Playing Defense in London: BTR Acquisition of Thomas Tilling

Theme: Clients

Goldman Sachs makes its mark in London with takeover defense of Thomas Tilling in 1983.

Dunlop Rubber (a BTR subsidiary), United Kingdom (Staff/Mirrorpix/Getty Images)

While the “Big Bang” of 1986 deregulated London’s financial markets, Goldman Sachs was already bringing its own innovative influence as an American investment bank to traditional British merchant banking leading up to this transformational event.

In 1983, energy and engineering conglomerate BTR launched a hostile takeover of GBP600 million (more than US$900 million) for Thomas Tilling, a diversified industrial holding company. BTR had been very profitable for 16 years, whereas Thomas Tilling’s profits had declined since 1979. Morgan Grenfell and Morgan Stanley advised BTR. To plan its defense, Thomas Tilling turned to S.G. Warburg and Goldman Sachs.

Leveraging raid defense strategies and expertise in valuations and leveraged buyouts that the firm had used successfully for decades, Goldman Sachs was making its mark as a proactive and innovative advocate for clients facing hostile suitors. This included strategies to maximize offer prices such as creating auction scenarios and identifying white knights.

In its defense document, Thomas Tilling announced its strategy of selling assets. There were plans to float a minority interest in Intermed, its healthcare group, and sell Cornhill Insurance. Tilling also quoted a valuation of its vast group sales by Rowe and Pitman in the United Kingdom and Goldman Sachs in the United States. Goldman Sachs’ sophisticated techniques for valuing assets would greatly increase its role in the defense effort.
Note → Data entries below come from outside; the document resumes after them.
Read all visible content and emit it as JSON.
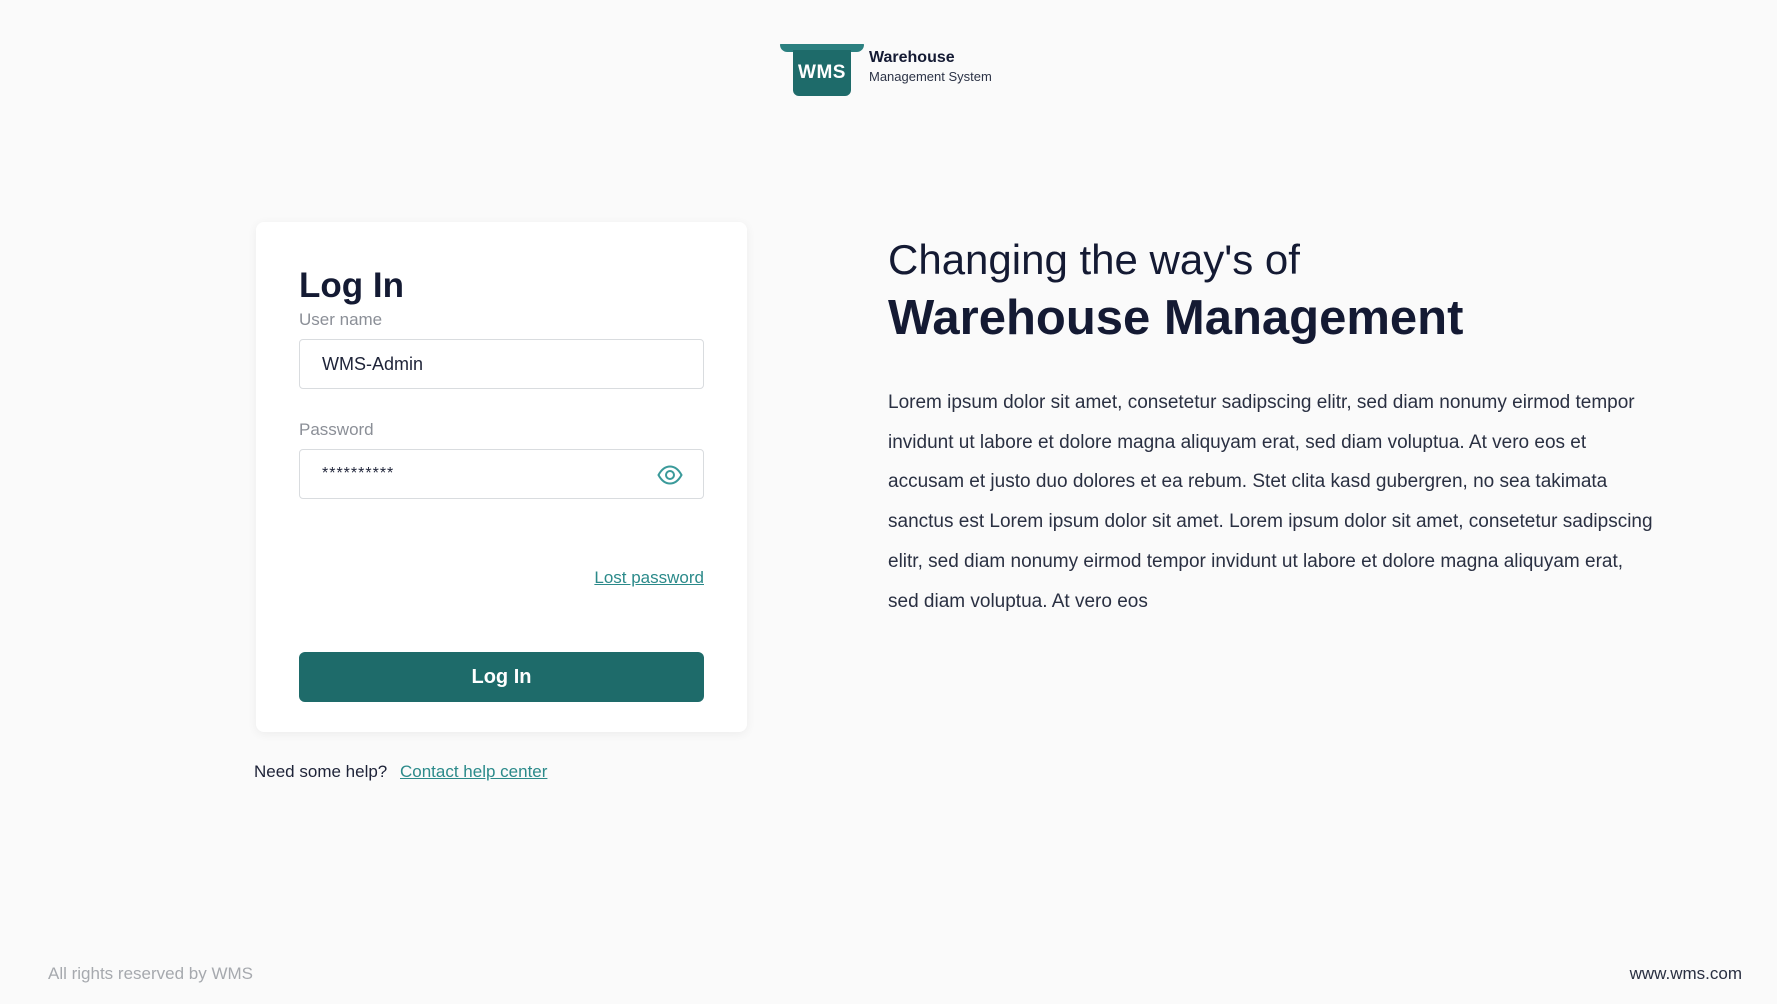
{
  "brand": {
    "logo_text": "WMS",
    "title": "Warehouse",
    "subtitle": "Management System",
    "accent": "#1e6b6a",
    "link_color": "#2b8a8a"
  },
  "login": {
    "title": "Log In",
    "username_label": "User name",
    "username_value": "WMS-Admin",
    "password_label": "Password",
    "password_value": "**********",
    "lost_password": "Lost password",
    "submit_label": "Log In"
  },
  "help": {
    "prompt": "Need some help?",
    "link": "Contact help center"
  },
  "hero": {
    "line1": "Changing the way's of",
    "line2": "Warehouse Management",
    "body": "Lorem ipsum dolor sit amet, consetetur sadipscing elitr, sed diam nonumy eirmod tempor invidunt ut labore et dolore magna aliquyam erat, sed diam voluptua. At vero eos et accusam et justo duo dolores et ea rebum. Stet clita kasd gubergren, no sea takimata sanctus est Lorem ipsum dolor sit amet. Lorem ipsum dolor sit amet, consetetur sadipscing elitr, sed diam nonumy eirmod tempor invidunt ut labore et dolore magna aliquyam erat, sed diam voluptua. At vero eos"
  },
  "footer": {
    "copyright": "All rights reserved by WMS",
    "website": "www.wms.com"
  },
  "icons": {
    "password_toggle": "eye-icon"
  }
}
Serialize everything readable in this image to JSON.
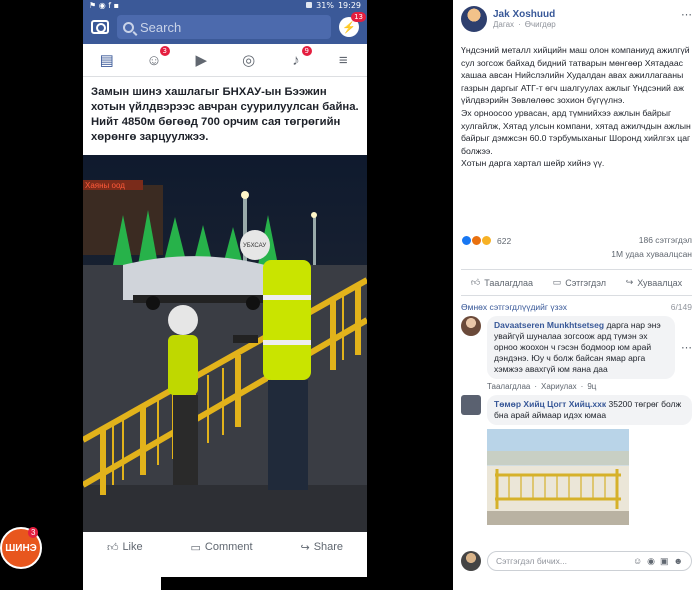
{
  "phone": {
    "status": {
      "left_icons": "⚑ ◉ f ▪",
      "battery": "31%",
      "time": "19:29"
    },
    "search_placeholder": "Search",
    "messenger_badge": "13",
    "nav_badges": {
      "friends": "3",
      "notifications": "9"
    },
    "post_text": "Замын шинэ хашлагыг БНХАУ-ын Бээжин хотын үйлдвэрээс авчран суурилуулсан байна. Нийт 4850м бөгөөд 700 орчим сая төгрөгийн хөрөнгө зарцуулжээ.",
    "photo": {
      "sign_text": "Хаяны оод",
      "helmet_text": "УБХСАУ"
    },
    "actions": {
      "like": "Like",
      "comment": "Comment",
      "share": "Share"
    },
    "logo": {
      "text": "ШИНЭ",
      "badge": "3"
    }
  },
  "panel": {
    "author": "Jak Xoshuud",
    "meta": {
      "follow": "Дагах",
      "dot": "·",
      "time": "Өчигдөр"
    },
    "body": "Үндсэний металл хийцийн маш олон компаниуд ажилгүй сул зогсож байхад бидний татварын мөнгөөр Хятадаас хашаа авсан Нийслэлийн Худалдан авах ажиллагааны газрын даргыг АТГ-т өгч шалгуулах ажлыг Үндсэний аж үйлдвэрийн Зөвлөлөөс зохион бүгүүлнэ.\nЭх орноосоо урвасан, ард түмнийхээ ажлын байрыг хулгайлж, Хятад улсын компани, хятад ажилчдын ажлын байрыг дэмжсэн 60.0 тэрбумыханыг Шоронд хийлгэх цаг болжээ.\nХотын дарга хартал шейр хийнэ үү.",
    "reaction_count": "622",
    "comments_count": "186 сэтгэгдэл",
    "shares_count": "1М удаа хуваалцсан",
    "actions": {
      "like": "Таалагдлаа",
      "comment": "Сэтгэгдэл",
      "share": "Хуваалцах"
    },
    "prev_comments": "Өмнөх сэтгэгдлүүдийг үзэх",
    "comment_counter": "6/149",
    "comments": [
      {
        "name": "Davaatseren Munkhtsetseg",
        "text": "дарга нар энэ увайгүй шуналаа зогсоож ард түмэн эх орноо жоохон ч гэсэн бодмоор юм арай дэндэнэ. Юу ч болж байсан ямар арга хэмжээ авахгүй юм яана даа",
        "meta": [
          "Таалагдлаа",
          "·",
          "Хариулах",
          "·",
          "9ц"
        ]
      },
      {
        "name": "Төмөр Хийц Цогт Хийц.ххк",
        "text": "35200 төгрөг болж бна арай аймаар идэх юмаа"
      }
    ],
    "input_placeholder": "Сэтгэгдэл бичих..."
  }
}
Ultimately, BTR would pay GBP655 million (about US$1.03 billion) to acquire Thomas Tilling in 1983, a record price for an acquisition in the United Kingdom. Going forward, the Goldman Sachs profile in the London banking world would continue to grow. Other notable transactions include the successful defense of Lloyds Bank’s attempted takeover of Standard Chartered Bank (1986), and the sale of Virgin Music Group to Thorn EMI (1992). Of the 30 hostile bids of more than GBP1 billion between 1983 and 1993, Goldman Sachs was a defense adviser in no less than half of them, solidifying the firm’s place in London banking.


This article was originally published as part of a series commemorating the 150th anniversary of Goldman Sachs' founding in 1869.